#### Exercise directions:
Your answer should be one number, the count of lines in the records that carry the string "this".

#### Recorded data:

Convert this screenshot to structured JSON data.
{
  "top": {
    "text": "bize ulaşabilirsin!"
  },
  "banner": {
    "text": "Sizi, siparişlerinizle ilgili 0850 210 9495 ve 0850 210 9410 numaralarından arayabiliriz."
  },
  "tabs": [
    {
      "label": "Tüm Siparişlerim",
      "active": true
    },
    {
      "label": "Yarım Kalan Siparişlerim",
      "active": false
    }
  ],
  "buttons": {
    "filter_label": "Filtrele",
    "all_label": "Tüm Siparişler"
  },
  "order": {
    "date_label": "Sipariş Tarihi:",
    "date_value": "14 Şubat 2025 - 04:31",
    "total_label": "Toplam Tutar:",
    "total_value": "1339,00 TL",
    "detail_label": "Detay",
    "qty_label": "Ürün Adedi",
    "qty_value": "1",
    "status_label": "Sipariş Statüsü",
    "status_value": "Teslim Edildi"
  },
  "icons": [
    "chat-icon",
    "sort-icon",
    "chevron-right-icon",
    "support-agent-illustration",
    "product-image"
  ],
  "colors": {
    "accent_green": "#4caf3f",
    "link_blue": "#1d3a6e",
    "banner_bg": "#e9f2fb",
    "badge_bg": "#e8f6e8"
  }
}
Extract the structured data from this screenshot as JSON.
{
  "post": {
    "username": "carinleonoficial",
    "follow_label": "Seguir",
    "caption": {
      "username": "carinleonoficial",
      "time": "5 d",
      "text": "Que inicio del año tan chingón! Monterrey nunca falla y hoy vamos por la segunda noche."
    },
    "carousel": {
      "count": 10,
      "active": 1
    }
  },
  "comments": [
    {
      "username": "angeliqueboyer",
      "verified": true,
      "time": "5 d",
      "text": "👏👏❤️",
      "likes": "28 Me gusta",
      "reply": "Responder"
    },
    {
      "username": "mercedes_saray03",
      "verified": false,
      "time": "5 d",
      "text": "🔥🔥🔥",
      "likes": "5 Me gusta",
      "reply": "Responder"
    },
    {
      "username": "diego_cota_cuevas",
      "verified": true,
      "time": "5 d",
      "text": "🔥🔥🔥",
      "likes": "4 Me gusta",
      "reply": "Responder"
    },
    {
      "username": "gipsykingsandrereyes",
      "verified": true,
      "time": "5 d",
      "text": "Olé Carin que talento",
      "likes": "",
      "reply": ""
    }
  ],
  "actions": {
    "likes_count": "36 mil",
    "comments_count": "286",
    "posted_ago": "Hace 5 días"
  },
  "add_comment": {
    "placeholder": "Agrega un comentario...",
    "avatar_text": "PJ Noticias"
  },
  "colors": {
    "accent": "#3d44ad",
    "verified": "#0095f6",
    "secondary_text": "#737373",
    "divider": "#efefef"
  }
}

#### Written answer:
2